→ WORK TO BE COMPLETED
What lines of the data below hold the string "this"? Copy each one out.

→ Collection entries
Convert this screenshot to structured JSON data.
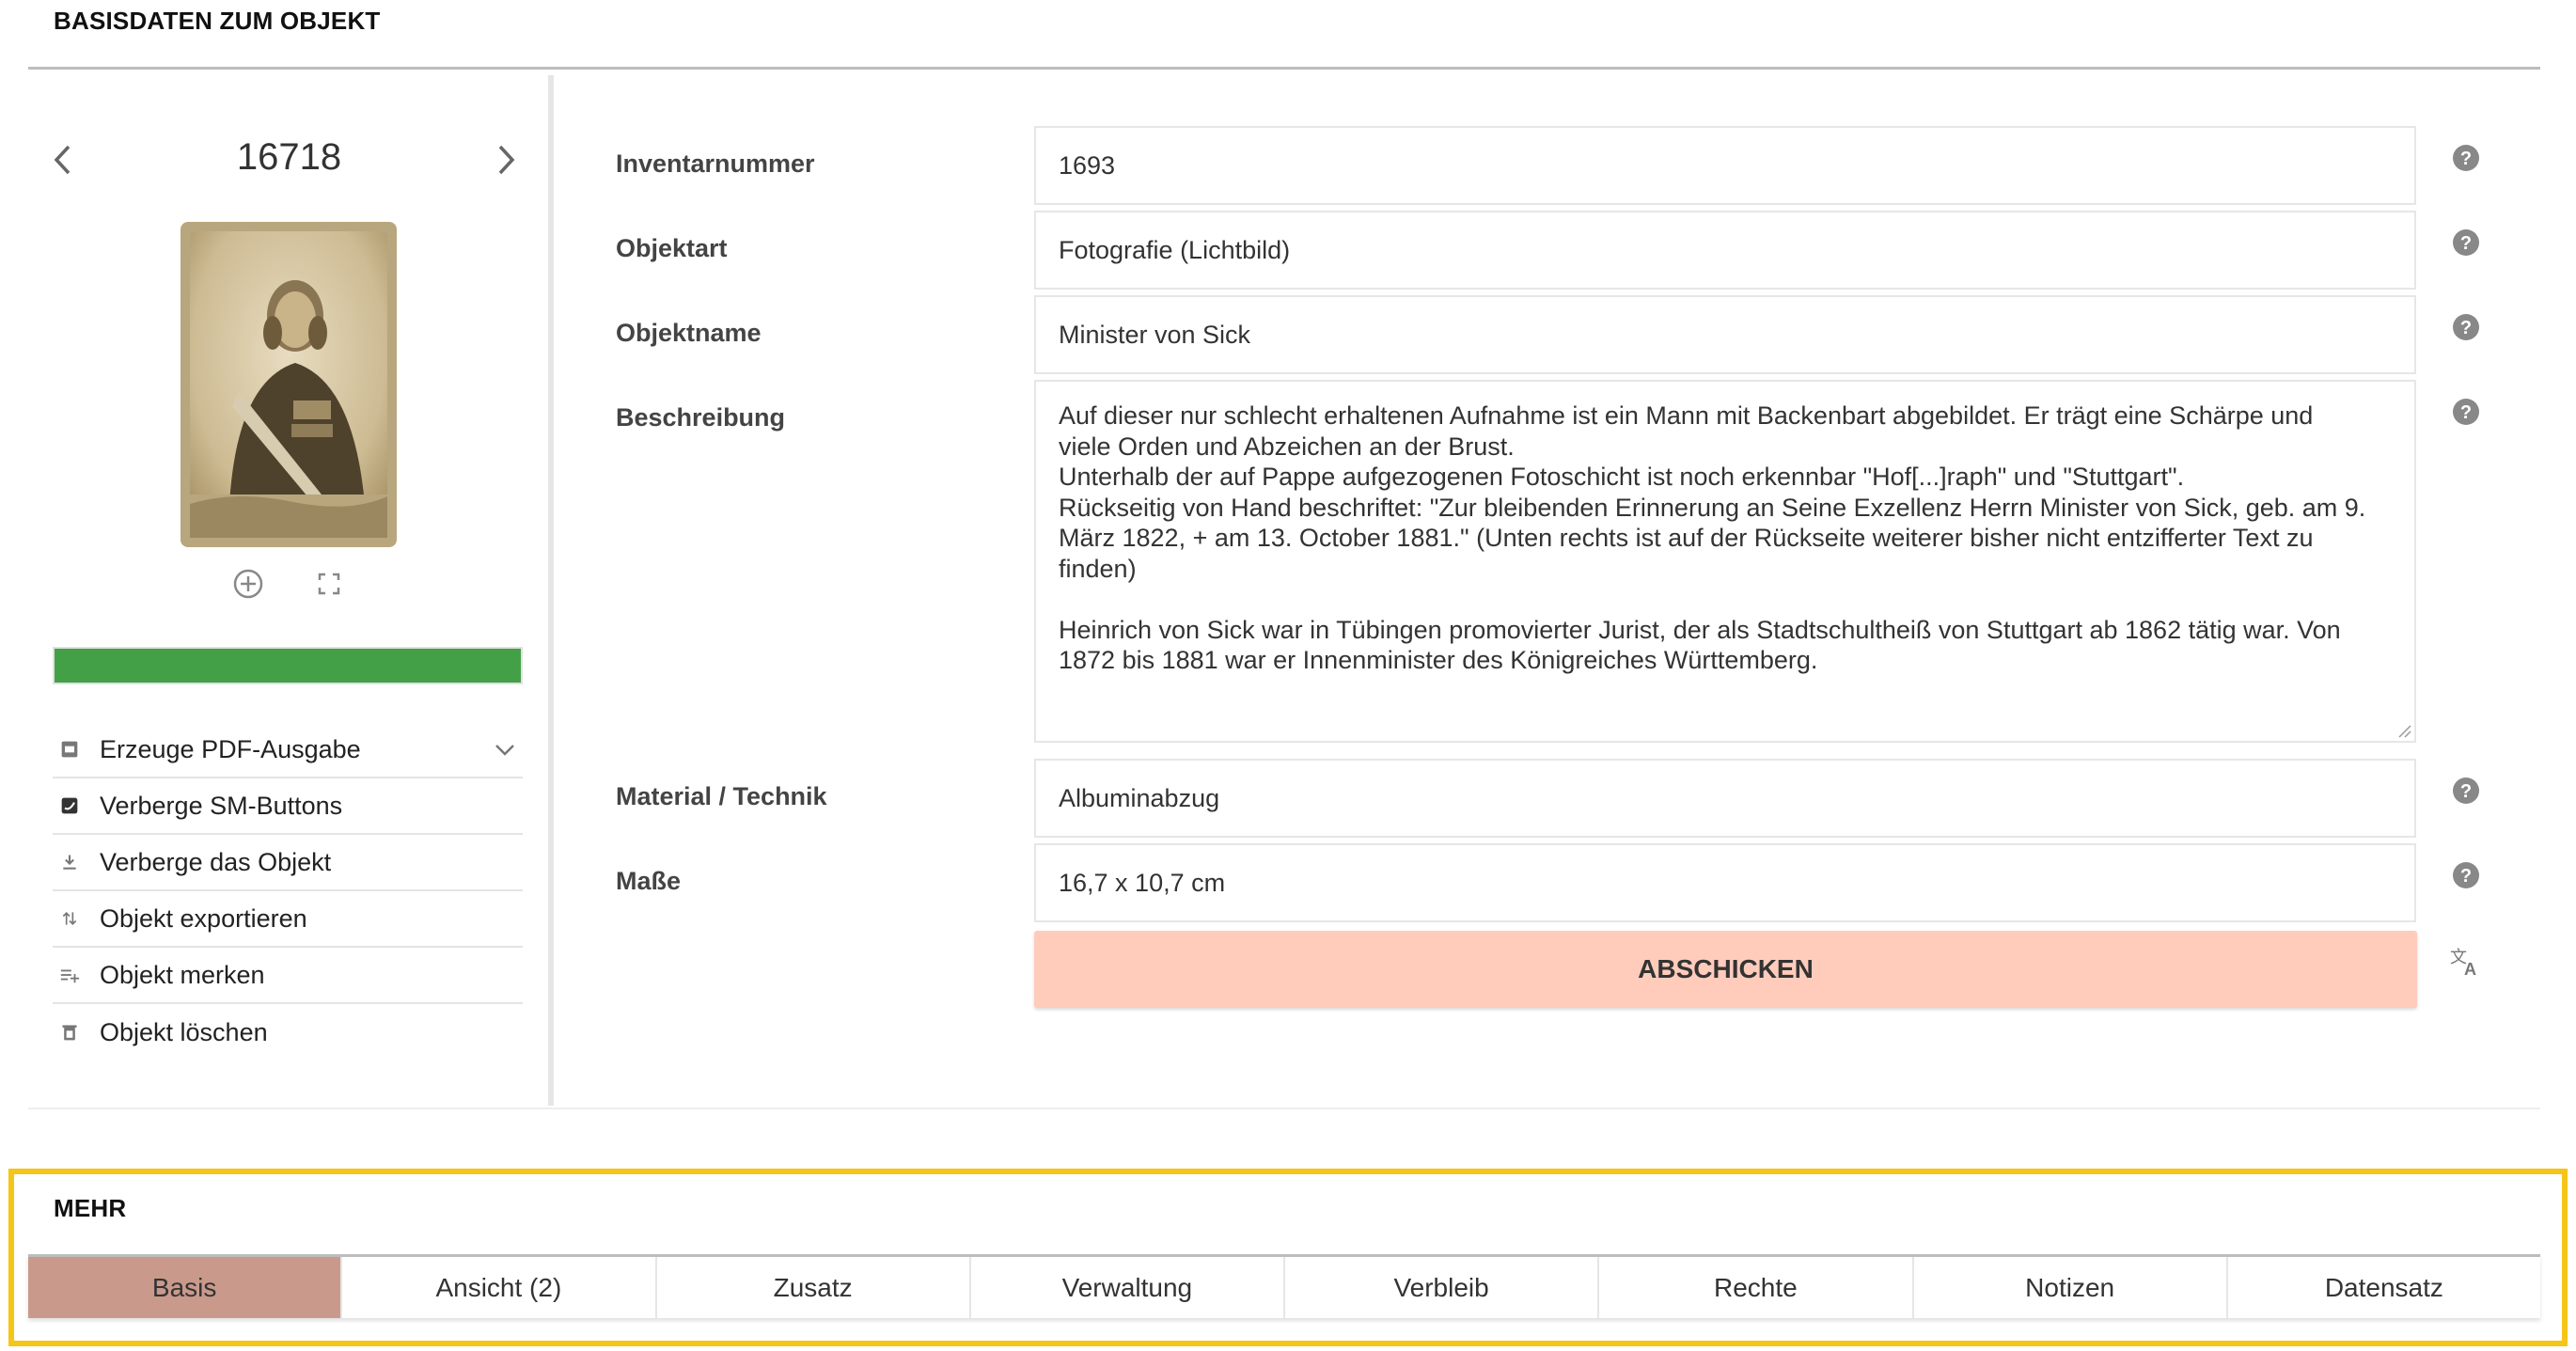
{
  "header": {
    "title": "BASISDATEN ZUM OBJEKT"
  },
  "viewer": {
    "object_number": "16718",
    "progress_fraction": 1.0
  },
  "actions": [
    {
      "label": "Erzeuge PDF-Ausgabe",
      "icon": "pdf-icon"
    },
    {
      "label": "Verberge SM-Buttons",
      "icon": "social-media-icon"
    },
    {
      "label": "Verberge das Objekt",
      "icon": "download-icon"
    },
    {
      "label": "Objekt exportieren",
      "icon": "export-arrows-icon"
    },
    {
      "label": "Objekt merken",
      "icon": "playlist-add-icon"
    },
    {
      "label": "Objekt löschen",
      "icon": "trash-icon"
    }
  ],
  "form": {
    "inventarnummer": {
      "label": "Inventarnummer",
      "value": "1693"
    },
    "objektart": {
      "label": "Objektart",
      "value": "Fotografie (Lichtbild)"
    },
    "objektname": {
      "label": "Objektname",
      "value": "Minister von Sick"
    },
    "beschreibung": {
      "label": "Beschreibung",
      "value": "Auf dieser nur schlecht erhaltenen Aufnahme ist ein Mann mit Backenbart abgebildet. Er trägt eine Schärpe und\nviele Orden und Abzeichen an der Brust.\nUnterhalb der auf Pappe aufgezogenen Fotoschicht ist noch erkennbar \"Hof[...]raph\" und \"Stuttgart\".\nRückseitig von Hand beschriftet: \"Zur bleibenden Erinnerung an Seine Exzellenz Herrn Minister von Sick, geb. am 9.\nMärz 1822, + am 13. October 1881.\" (Unten rechts ist auf der Rückseite weiterer bisher nicht entzifferter Text zu\nfinden)\n\nHeinrich von Sick war in Tübingen promovierter Jurist, der als Stadtschultheiß von Stuttgart ab 1862 tätig war. Von\n1872 bis 1881 war er Innenminister des Königreiches Württemberg."
    },
    "material": {
      "label": "Material / Technik",
      "value": "Albuminabzug"
    },
    "masse": {
      "label": "Maße",
      "value": "16,7 x 10,7 cm"
    },
    "submit_label": "ABSCHICKEN"
  },
  "mehr": {
    "title": "MEHR",
    "tabs": [
      "Basis",
      "Ansicht (2)",
      "Zusatz",
      "Verwaltung",
      "Verbleib",
      "Rechte",
      "Notizen",
      "Datensatz"
    ],
    "active_tab": 0
  },
  "colors": {
    "progress": "#43a047",
    "submit_bg": "#ffccbc",
    "active_tab": "#c99a8c",
    "highlight_frame": "#f5c518"
  }
}
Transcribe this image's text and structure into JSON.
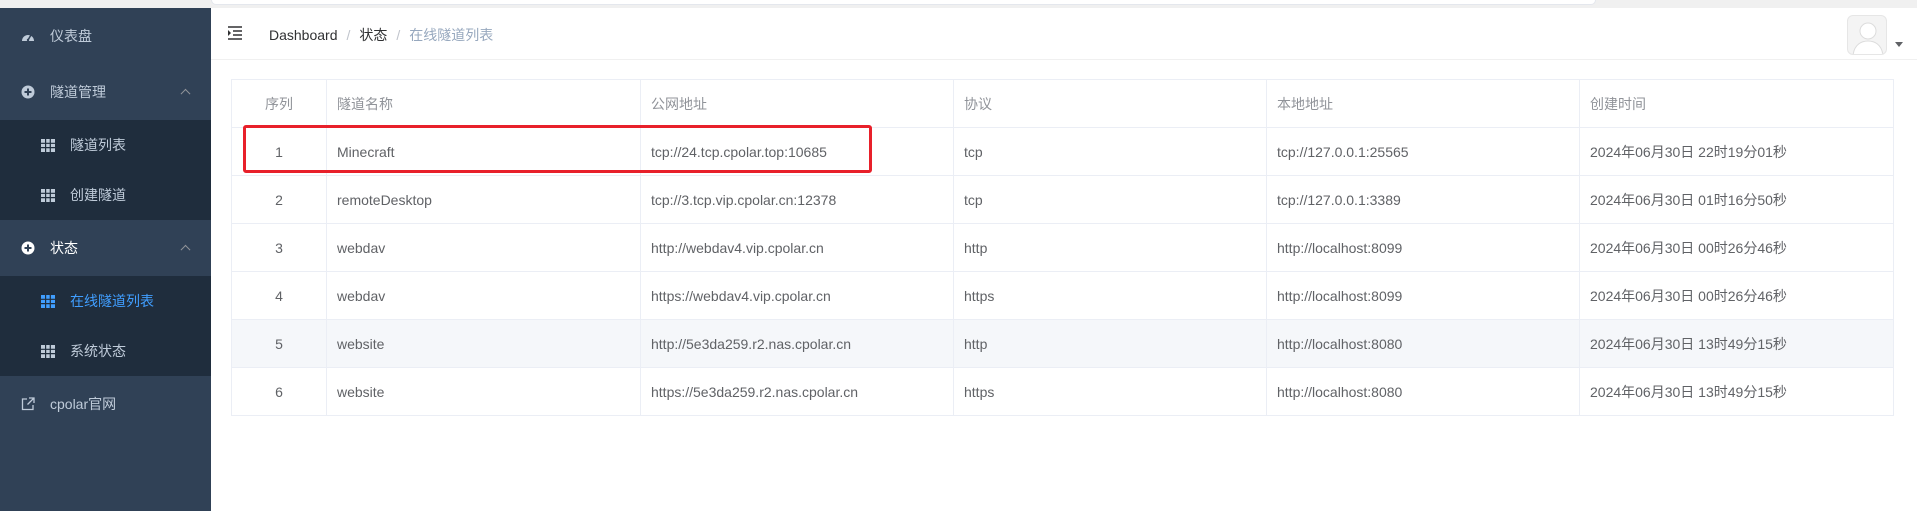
{
  "sidebar": {
    "items": [
      {
        "label": "仪表盘",
        "icon": "dashboard-icon"
      },
      {
        "label": "隧道管理",
        "icon": "tunnel-manage-icon"
      },
      {
        "label": "隧道列表",
        "icon": "grid-icon"
      },
      {
        "label": "创建隧道",
        "icon": "grid-icon"
      },
      {
        "label": "状态",
        "icon": "status-icon"
      },
      {
        "label": "在线隧道列表",
        "icon": "grid-icon"
      },
      {
        "label": "系统状态",
        "icon": "grid-icon"
      },
      {
        "label": "cpolar官网",
        "icon": "external-link-icon"
      }
    ]
  },
  "breadcrumb": {
    "home": "Dashboard",
    "status": "状态",
    "current": "在线隧道列表"
  },
  "table": {
    "headers": [
      "序列",
      "隧道名称",
      "公网地址",
      "协议",
      "本地地址",
      "创建时间"
    ],
    "rows": [
      [
        "1",
        "Minecraft",
        "tcp://24.tcp.cpolar.top:10685",
        "tcp",
        "tcp://127.0.0.1:25565",
        "2024年06月30日 22时19分01秒"
      ],
      [
        "2",
        "remoteDesktop",
        "tcp://3.tcp.vip.cpolar.cn:12378",
        "tcp",
        "tcp://127.0.0.1:3389",
        "2024年06月30日 01时16分50秒"
      ],
      [
        "3",
        "webdav",
        "http://webdav4.vip.cpolar.cn",
        "http",
        "http://localhost:8099",
        "2024年06月30日 00时26分46秒"
      ],
      [
        "4",
        "webdav",
        "https://webdav4.vip.cpolar.cn",
        "https",
        "http://localhost:8099",
        "2024年06月30日 00时26分46秒"
      ],
      [
        "5",
        "website",
        "http://5e3da259.r2.nas.cpolar.cn",
        "http",
        "http://localhost:8080",
        "2024年06月30日 13时49分15秒"
      ],
      [
        "6",
        "website",
        "https://5e3da259.r2.nas.cpolar.cn",
        "https",
        "http://localhost:8080",
        "2024年06月30日 13时49分15秒"
      ]
    ]
  },
  "colors": {
    "sidebar_bg": "#304156",
    "submenu_bg": "#1f2d3d",
    "active": "#409eff",
    "highlight_box": "#e8202a"
  }
}
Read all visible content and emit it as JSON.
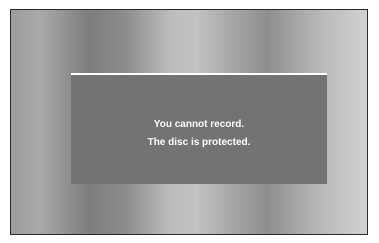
{
  "dialog": {
    "line1": "You cannot record.",
    "line2": "The disc is protected."
  },
  "colors": {
    "dialog_bg": "#737373",
    "dialog_text": "#ffffff",
    "dialog_top_rule": "#ffffff",
    "frame_border": "#2a2a2a"
  }
}
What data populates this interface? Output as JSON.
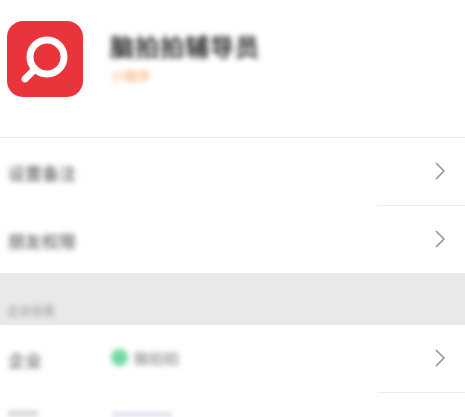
{
  "header": {
    "title": "脑拍拍辅导员",
    "subtitle": "小程序",
    "icon": "search-magnifier-icon",
    "icon_color": "#e9343b"
  },
  "rows": [
    {
      "label": "设置备注",
      "chevron": "chevron-right-icon"
    },
    {
      "label": "朋友权限",
      "chevron": "chevron-right-icon"
    }
  ],
  "section": {
    "label": "企业信息"
  },
  "company_row": {
    "label": "企业",
    "value": "脑拍拍",
    "status_color": "#70d9a2",
    "chevron": "chevron-right-icon"
  }
}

→ ANSWER BOX
Convert this screenshot to structured JSON data.
Transcribe this image's text and structure into JSON.
What data populates this interface? Output as JSON.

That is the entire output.